With Governor Whitmer’s new executive order, any non-essential employees are now working remotely where possible. Employees are experiencing great stress during this time. As COVID-19 continues to wreak havoc on our nation, it’s important for employers to find ways to boost morale.
Recent statistics reveal that March Madness has become more popular than ever before, due in large part to the worldwide betting that takes place. Over 60 million people are expected to fill out brackets this year, with an estimated $10 million being put on the table. This can also result in a downturn in employee productivity.
The number one response to coping with toxic employees is to ignore them, with 44% of respondents noting this is their preferred approach, according to new research conducted by Fierce Conversations on toxic workplace culture. Addressing behavior with management comes in second, with confronting them the third-most preferred option.
We’ve all heard the saying, “people leave managers, not companies.” Managers have the most direct influence on the employees they supervise, and creating effective retention strategies to decrease turnover should be one of their most important jobs. With the tight labor market and the unemployment rate hitting a record 50 year low, many employers have indicated that finding and retaining good talent is their greatest obstacle for growth.
One in five Americans have left a job in the past five years due to bad company culture. The cost of that turnover is an estimated $223 billion, according to a new SHRM report on workplace culture.

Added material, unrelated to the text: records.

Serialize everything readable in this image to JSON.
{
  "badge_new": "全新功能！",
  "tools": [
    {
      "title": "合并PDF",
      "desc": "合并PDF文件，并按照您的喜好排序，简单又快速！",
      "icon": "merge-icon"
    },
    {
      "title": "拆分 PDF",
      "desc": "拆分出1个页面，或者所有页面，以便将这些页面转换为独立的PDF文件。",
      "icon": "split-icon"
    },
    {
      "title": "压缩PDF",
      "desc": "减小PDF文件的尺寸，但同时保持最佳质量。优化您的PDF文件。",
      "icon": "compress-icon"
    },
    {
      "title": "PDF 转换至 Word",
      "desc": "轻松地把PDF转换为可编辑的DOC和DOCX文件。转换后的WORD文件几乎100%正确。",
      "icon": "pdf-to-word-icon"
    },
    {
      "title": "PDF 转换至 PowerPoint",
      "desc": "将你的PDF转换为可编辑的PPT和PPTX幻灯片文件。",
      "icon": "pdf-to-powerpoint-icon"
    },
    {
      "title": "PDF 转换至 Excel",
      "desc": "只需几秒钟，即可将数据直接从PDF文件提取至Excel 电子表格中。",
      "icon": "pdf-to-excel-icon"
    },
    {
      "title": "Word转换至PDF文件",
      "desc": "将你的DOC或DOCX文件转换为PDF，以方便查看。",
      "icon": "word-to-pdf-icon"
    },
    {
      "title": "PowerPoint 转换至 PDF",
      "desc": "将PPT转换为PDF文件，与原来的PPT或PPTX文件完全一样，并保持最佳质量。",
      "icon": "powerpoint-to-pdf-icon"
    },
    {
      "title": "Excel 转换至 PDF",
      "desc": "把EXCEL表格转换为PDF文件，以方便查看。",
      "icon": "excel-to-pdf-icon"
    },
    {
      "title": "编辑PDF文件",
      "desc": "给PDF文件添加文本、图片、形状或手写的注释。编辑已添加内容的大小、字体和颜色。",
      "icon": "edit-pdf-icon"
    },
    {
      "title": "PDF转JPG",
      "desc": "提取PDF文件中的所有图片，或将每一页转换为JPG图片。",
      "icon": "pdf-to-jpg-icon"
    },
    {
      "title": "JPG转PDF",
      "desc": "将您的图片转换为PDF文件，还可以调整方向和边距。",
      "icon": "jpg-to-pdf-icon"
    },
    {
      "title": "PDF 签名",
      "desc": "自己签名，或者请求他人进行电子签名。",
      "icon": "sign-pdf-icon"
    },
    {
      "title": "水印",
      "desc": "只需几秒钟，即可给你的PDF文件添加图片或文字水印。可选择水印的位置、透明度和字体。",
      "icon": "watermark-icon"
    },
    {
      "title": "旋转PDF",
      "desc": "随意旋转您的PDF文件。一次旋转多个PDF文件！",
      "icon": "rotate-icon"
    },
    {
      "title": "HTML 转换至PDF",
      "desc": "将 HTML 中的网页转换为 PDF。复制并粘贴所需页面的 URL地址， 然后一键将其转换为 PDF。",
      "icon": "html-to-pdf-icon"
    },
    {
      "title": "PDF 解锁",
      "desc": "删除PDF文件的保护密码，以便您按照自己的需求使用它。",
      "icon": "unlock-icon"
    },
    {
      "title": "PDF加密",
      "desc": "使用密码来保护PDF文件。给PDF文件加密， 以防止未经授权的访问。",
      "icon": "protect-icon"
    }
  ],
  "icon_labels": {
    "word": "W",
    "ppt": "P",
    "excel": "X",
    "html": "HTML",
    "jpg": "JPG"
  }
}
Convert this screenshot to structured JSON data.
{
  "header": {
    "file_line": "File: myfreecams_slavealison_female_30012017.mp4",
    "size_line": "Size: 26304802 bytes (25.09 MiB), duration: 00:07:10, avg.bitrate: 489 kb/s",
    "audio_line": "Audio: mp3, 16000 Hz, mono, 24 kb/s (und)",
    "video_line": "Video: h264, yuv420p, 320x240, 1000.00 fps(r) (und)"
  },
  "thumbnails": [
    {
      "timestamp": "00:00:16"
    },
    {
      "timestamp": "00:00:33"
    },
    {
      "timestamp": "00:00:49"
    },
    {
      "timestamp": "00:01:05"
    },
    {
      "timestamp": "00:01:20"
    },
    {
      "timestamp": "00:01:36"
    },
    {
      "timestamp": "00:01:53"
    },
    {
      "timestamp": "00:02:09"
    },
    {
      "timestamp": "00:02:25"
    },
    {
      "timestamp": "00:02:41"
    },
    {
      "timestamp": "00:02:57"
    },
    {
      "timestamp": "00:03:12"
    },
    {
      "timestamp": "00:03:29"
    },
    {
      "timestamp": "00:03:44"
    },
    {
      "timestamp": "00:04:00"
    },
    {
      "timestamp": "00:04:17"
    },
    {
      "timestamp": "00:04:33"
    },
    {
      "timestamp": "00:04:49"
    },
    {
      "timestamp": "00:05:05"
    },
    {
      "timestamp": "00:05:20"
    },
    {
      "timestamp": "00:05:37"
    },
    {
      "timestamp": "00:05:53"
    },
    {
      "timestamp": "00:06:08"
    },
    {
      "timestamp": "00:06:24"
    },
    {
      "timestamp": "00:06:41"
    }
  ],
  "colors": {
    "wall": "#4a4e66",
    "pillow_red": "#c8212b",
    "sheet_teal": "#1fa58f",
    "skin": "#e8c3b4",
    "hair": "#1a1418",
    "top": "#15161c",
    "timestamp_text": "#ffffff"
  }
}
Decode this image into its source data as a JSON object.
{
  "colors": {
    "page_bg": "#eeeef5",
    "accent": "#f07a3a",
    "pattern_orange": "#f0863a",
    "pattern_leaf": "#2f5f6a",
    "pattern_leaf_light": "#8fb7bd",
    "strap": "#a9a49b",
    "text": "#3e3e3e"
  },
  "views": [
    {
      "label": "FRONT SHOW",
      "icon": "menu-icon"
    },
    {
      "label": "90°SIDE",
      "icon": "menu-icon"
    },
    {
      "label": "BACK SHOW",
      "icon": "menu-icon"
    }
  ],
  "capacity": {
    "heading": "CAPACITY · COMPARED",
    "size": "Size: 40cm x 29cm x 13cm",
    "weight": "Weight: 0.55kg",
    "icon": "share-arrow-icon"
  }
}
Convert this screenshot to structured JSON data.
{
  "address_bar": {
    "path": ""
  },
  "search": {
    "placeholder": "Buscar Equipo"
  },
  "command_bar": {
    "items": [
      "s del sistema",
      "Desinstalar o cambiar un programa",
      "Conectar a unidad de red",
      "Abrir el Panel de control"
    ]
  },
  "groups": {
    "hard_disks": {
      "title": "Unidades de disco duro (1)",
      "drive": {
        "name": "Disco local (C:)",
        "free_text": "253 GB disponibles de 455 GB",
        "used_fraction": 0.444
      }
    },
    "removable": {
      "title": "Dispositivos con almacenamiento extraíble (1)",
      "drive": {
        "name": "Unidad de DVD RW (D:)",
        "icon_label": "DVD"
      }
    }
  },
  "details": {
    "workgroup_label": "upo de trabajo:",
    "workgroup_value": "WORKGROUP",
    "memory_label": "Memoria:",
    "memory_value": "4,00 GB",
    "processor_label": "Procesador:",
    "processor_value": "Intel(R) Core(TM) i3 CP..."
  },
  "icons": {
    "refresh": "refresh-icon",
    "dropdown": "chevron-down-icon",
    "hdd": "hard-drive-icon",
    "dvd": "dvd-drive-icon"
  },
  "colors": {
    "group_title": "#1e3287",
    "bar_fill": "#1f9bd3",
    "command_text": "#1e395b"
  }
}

One of the biggest threats to an engaged workforce is employee burnout. The newest study in the Employee Engagement Series conducted by Kronos Incorporated and Future Workplace® found 95% of human resource leaders admit employee burnout is sabotaging workforce retention, yet there is no obvious solution on the horizon.
Conducted by The Conference Board, a new survey shows that about 54% of U.S. workers are satisfied with their employment. Satisfaction climbed by almost 3% from the prior year, which marks a near-record increase in the survey’s history. Workers also report being much more at ease about their job security. In addition, Millennials have experienced a surge in confidence regarding their wages.
It is no secret that happy employees lead to the success of an organization. However, what seems like it can be a secret is how to keep employees happy and satisfied so that they enjoy coming to work and are productive. In order to attract and retain talent, employers need to continually be evaluating their benefit offerings and introducing new benefits that today’s employees value.
A new survey from CareerBuilder shows employees are split on how they feel about their current job: 50% feel like they have a career while the remaining 50% feel like they have just a job. In addition, 32% of employees plan to change jobs this year. What is causing this lack of dedication?
According to the recently released 2019 Trends in Employee Recognition Survey, conducted by WorldatWork with underwriting support from Maritz Motivation, the number of companies who say they have no employee recognition policy, strategy, or philosophy increased to 19% in 2019 compared to 12% in 2015.
A recent survey by Deloitte shows that 85% of professionals prefer a simple "thank you" as recognition for their day-to-day accomplishments. While we likely all agree that recognizing others for their work is a positive thing, people differ in "how" they want to be recognized, "for what" and "by whom."
Holding both leaders and employees accountable is one of the biggest challenges in the workplace. In fact, in a recent CEO Benchmarking Report by The Predictive Index, 18% of CEOs surveyed said “holding people accountable” was their biggest weakness.
55% percent of organizations in North America will offer their employees “Summer Fridays” this year, according to a survey by Gartner, Inc. This is a 9% increase from the number of North American organizations that offered Summer Fridays in 2018.